_Problem statement_:
Wherever "Enviar" occurs in the entries, copy the line that holds it.

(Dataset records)

+--

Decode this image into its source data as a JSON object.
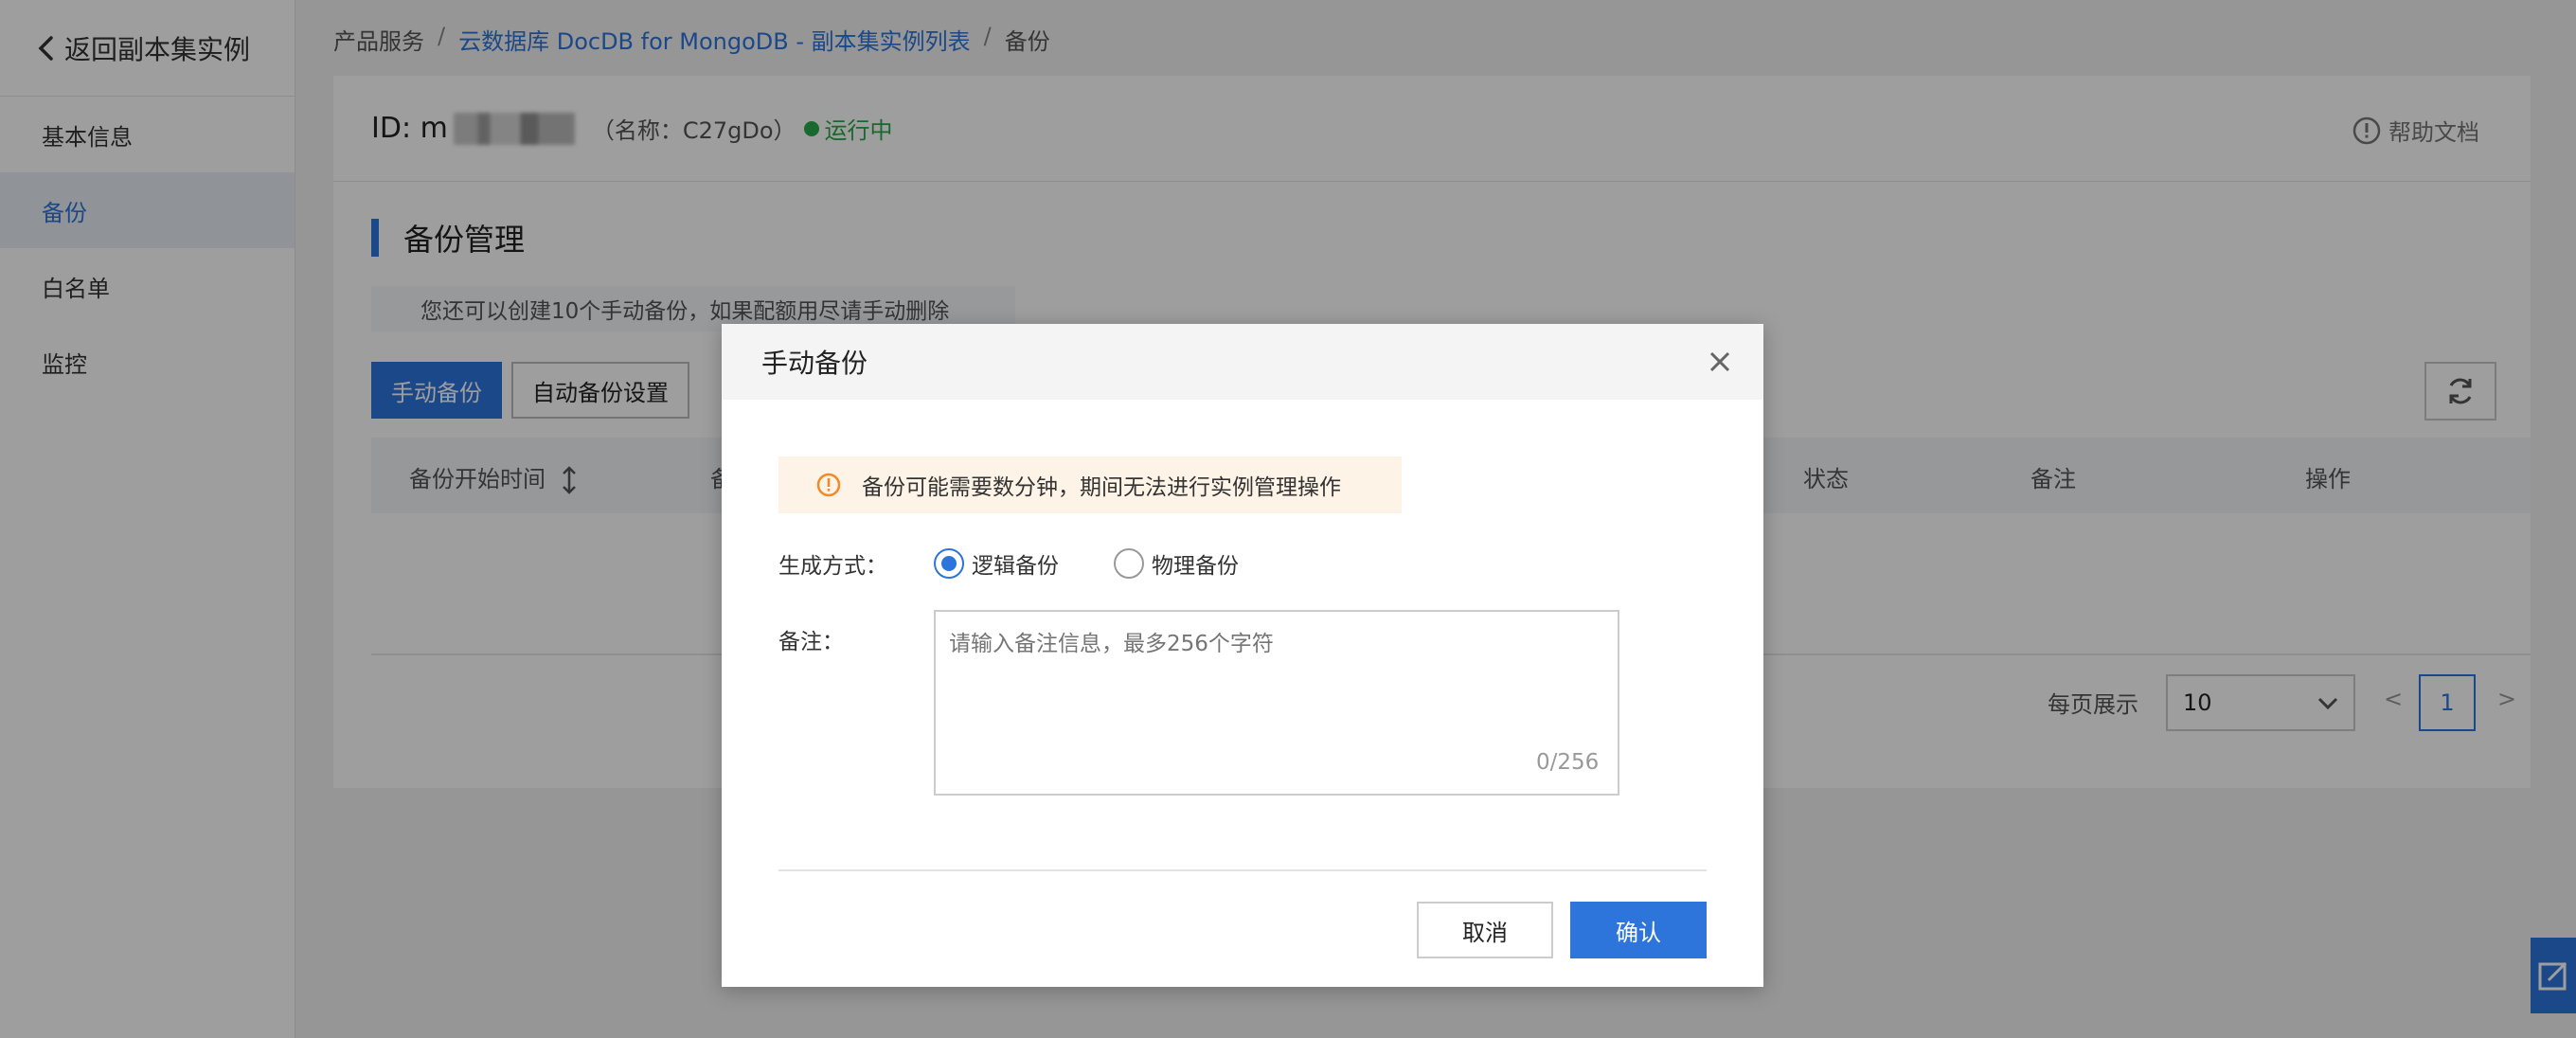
{
  "sidebar": {
    "back_label": "返回副本集实例",
    "items": [
      {
        "label": "基本信息",
        "active": false
      },
      {
        "label": "备份",
        "active": true
      },
      {
        "label": "白名单",
        "active": false
      },
      {
        "label": "监控",
        "active": false
      }
    ]
  },
  "breadcrumb": {
    "root": "产品服务",
    "parent": "云数据库 DocDB for MongoDB - 副本集实例列表",
    "current": "备份"
  },
  "header": {
    "id_prefix": "ID: m",
    "name_text": "（名称：C27gDo）",
    "status": "运行中",
    "help": "帮助文档"
  },
  "panel": {
    "title": "备份管理",
    "tip": "您还可以创建10个手动备份，如果配额用尽请手动删除",
    "manual_backup": "手动备份",
    "auto_backup_settings": "自动备份设置",
    "columns": [
      "备份开始时间",
      "备",
      "状态",
      "备注",
      "操作"
    ],
    "page_size_label": "每页展示",
    "page_size": "10",
    "current_page": "1",
    "prev": "<",
    "next": ">"
  },
  "modal": {
    "title": "手动备份",
    "warning": "备份可能需要数分钟，期间无法进行实例管理操作",
    "method_label": "生成方式：",
    "options": [
      {
        "label": "逻辑备份",
        "checked": true
      },
      {
        "label": "物理备份",
        "checked": false
      }
    ],
    "remark_label": "备注：",
    "remark_placeholder": "请输入备注信息，最多256个字符",
    "counter": "0/256",
    "cancel": "取消",
    "confirm": "确认"
  },
  "colors": {
    "primary": "#2d74db",
    "running": "#29a84a",
    "warning": "#f08a24"
  }
}
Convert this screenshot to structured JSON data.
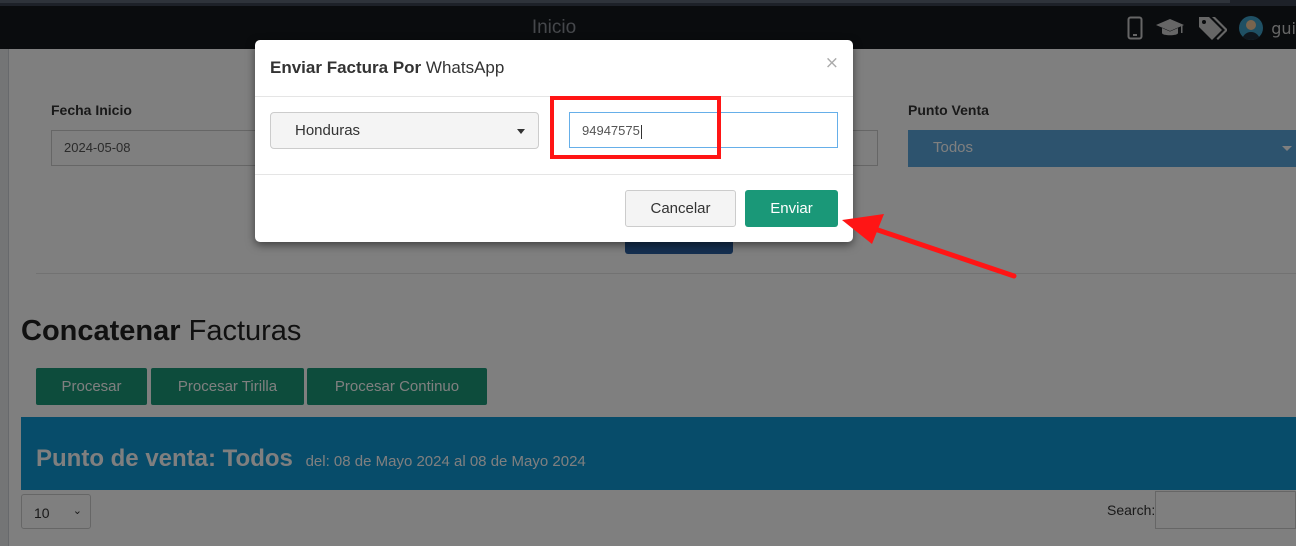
{
  "navbar": {
    "title": "Inicio",
    "user_name": "gui",
    "icons": [
      "mobile-icon",
      "graduation-cap-icon",
      "tags-icon",
      "user-avatar"
    ]
  },
  "filters": {
    "fecha_inicio_label": "Fecha Inicio",
    "fecha_inicio_value": "2024-05-08",
    "punto_venta_label": "Punto Venta",
    "punto_venta_value": "Todos"
  },
  "concatenar": {
    "title_bold": "Concatenar",
    "title_rest": "Facturas",
    "buttons": [
      "Procesar",
      "Procesar Tirilla",
      "Procesar Continuo"
    ]
  },
  "banner": {
    "title": "Punto de venta: Todos",
    "subtitle": "del: 08 de Mayo 2024 al 08 de Mayo 2024"
  },
  "table_controls": {
    "page_length": "10",
    "search_label": "Search:"
  },
  "modal": {
    "title_bold": "Enviar Factura Por",
    "title_rest": "WhatsApp",
    "close_symbol": "×",
    "country_value": "Honduras",
    "phone_value": "94947575",
    "cancel_label": "Cancelar",
    "send_label": "Enviar"
  },
  "colors": {
    "navbar": "#15181c",
    "primary_green": "#1a9878",
    "banner_blue": "#0f98d4",
    "select_blue": "#5aa6dd",
    "annotation_red": "#ff1515"
  }
}
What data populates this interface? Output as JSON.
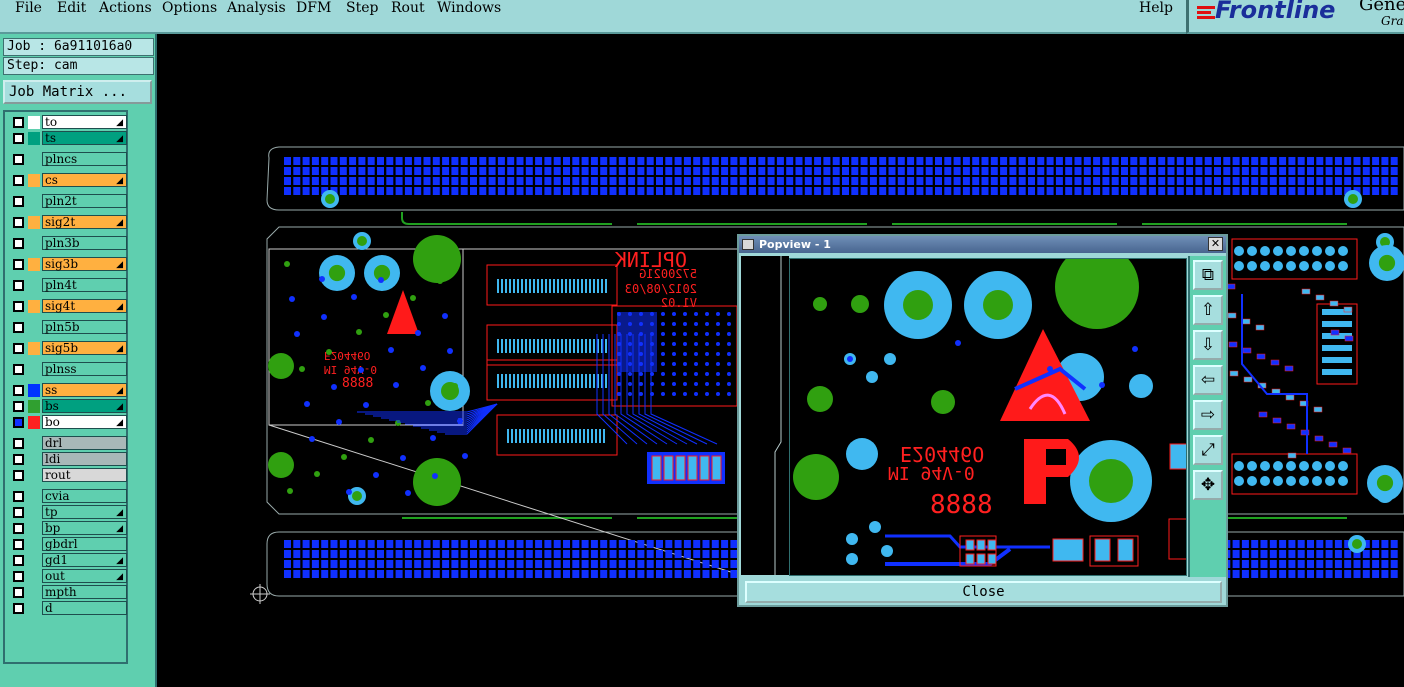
{
  "menubar": {
    "items": [
      {
        "label": "File",
        "ul": "F"
      },
      {
        "label": "Edit",
        "ul": "E"
      },
      {
        "label": "Actions",
        "ul": "A"
      },
      {
        "label": "Options",
        "ul": "O"
      },
      {
        "label": "Analysis",
        "ul": "A"
      },
      {
        "label": "DFM",
        "ul": "D"
      },
      {
        "label": "Step",
        "ul": "S"
      },
      {
        "label": "Rout",
        "ul": "R"
      },
      {
        "label": "Windows",
        "ul": "W"
      }
    ],
    "help": "Help"
  },
  "logo": {
    "brand": "Frontline",
    "product": "Gene",
    "sub": "Grap"
  },
  "job": {
    "label": "Job : 6a911016a0",
    "step": "Step: cam",
    "matrix_button": "Job Matrix ..."
  },
  "layers": [
    {
      "name": "to",
      "color": "#ffffff",
      "name_bg": "#ffffff",
      "checked": false,
      "arrow": true
    },
    {
      "name": "ts",
      "color": "#00a080",
      "name_bg": "#00a080",
      "checked": false,
      "arrow": true
    },
    {
      "name": "plncs",
      "color": "",
      "name_bg": "#5fcfaf",
      "checked": false,
      "arrow": false
    },
    {
      "name": "cs",
      "color": "#ffb040",
      "name_bg": "#ffb040",
      "checked": false,
      "arrow": true
    },
    {
      "name": "pln2t",
      "color": "",
      "name_bg": "#5fcfaf",
      "checked": false,
      "arrow": false
    },
    {
      "name": "sig2t",
      "color": "#ffb040",
      "name_bg": "#ffb040",
      "checked": false,
      "arrow": true
    },
    {
      "name": "pln3b",
      "color": "",
      "name_bg": "#5fcfaf",
      "checked": false,
      "arrow": false
    },
    {
      "name": "sig3b",
      "color": "#ffb040",
      "name_bg": "#ffb040",
      "checked": false,
      "arrow": true
    },
    {
      "name": "pln4t",
      "color": "",
      "name_bg": "#5fcfaf",
      "checked": false,
      "arrow": false
    },
    {
      "name": "sig4t",
      "color": "#ffb040",
      "name_bg": "#ffb040",
      "checked": false,
      "arrow": true
    },
    {
      "name": "pln5b",
      "color": "",
      "name_bg": "#5fcfaf",
      "checked": false,
      "arrow": false
    },
    {
      "name": "sig5b",
      "color": "#ffb040",
      "name_bg": "#ffb040",
      "checked": false,
      "arrow": true
    },
    {
      "name": "plnss",
      "color": "",
      "name_bg": "#5fcfaf",
      "checked": false,
      "arrow": false
    },
    {
      "name": "ss",
      "color": "#0033ff",
      "name_bg": "#ffb040",
      "checked": false,
      "arrow": true
    },
    {
      "name": "bs",
      "color": "#30a030",
      "name_bg": "#00a080",
      "checked": false,
      "arrow": true
    },
    {
      "name": "bo",
      "color": "#ff2020",
      "name_bg": "#ffffff",
      "checked": true,
      "arrow": true
    },
    {
      "name": "drl",
      "color": "",
      "name_bg": "#a8b8b8",
      "checked": false,
      "arrow": false
    },
    {
      "name": "ldi",
      "color": "",
      "name_bg": "#a8b8b8",
      "checked": false,
      "arrow": false
    },
    {
      "name": "rout",
      "color": "",
      "name_bg": "#d8d8d8",
      "checked": false,
      "arrow": false
    },
    {
      "name": "cvia",
      "color": "",
      "name_bg": "#5fcfaf",
      "checked": false,
      "arrow": false
    },
    {
      "name": "tp",
      "color": "",
      "name_bg": "#5fcfaf",
      "checked": false,
      "arrow": true
    },
    {
      "name": "bp",
      "color": "",
      "name_bg": "#5fcfaf",
      "checked": false,
      "arrow": true
    },
    {
      "name": "gbdrl",
      "color": "",
      "name_bg": "#5fcfaf",
      "checked": false,
      "arrow": false
    },
    {
      "name": "gd1",
      "color": "",
      "name_bg": "#5fcfaf",
      "checked": false,
      "arrow": true
    },
    {
      "name": "out",
      "color": "",
      "name_bg": "#5fcfaf",
      "checked": false,
      "arrow": true
    },
    {
      "name": "mpth",
      "color": "",
      "name_bg": "#5fcfaf",
      "checked": false,
      "arrow": false
    },
    {
      "name": "d",
      "color": "",
      "name_bg": "#5fcfaf",
      "checked": false,
      "arrow": false
    }
  ],
  "pcb_text": {
    "brand": "OPLINK",
    "part": "E20446O",
    "rating": "MI 94V-0",
    "code": "8888",
    "date": "2012/08/03",
    "pn": "5720021G",
    "rev": "V1.02"
  },
  "popview": {
    "title": "Popview - 1",
    "close_label": "Close"
  },
  "colors": {
    "panel": "#5fcfaf",
    "menubar": "#9fd8d8",
    "copper_blue": "#1030ff",
    "pad_cyan": "#40b8f0",
    "via_green": "#30a010",
    "silk_red": "#ff1a1a"
  }
}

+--

_Response to the task_:
    "title_bold": "Enviar Factura Por",
    "send_label": "Enviar"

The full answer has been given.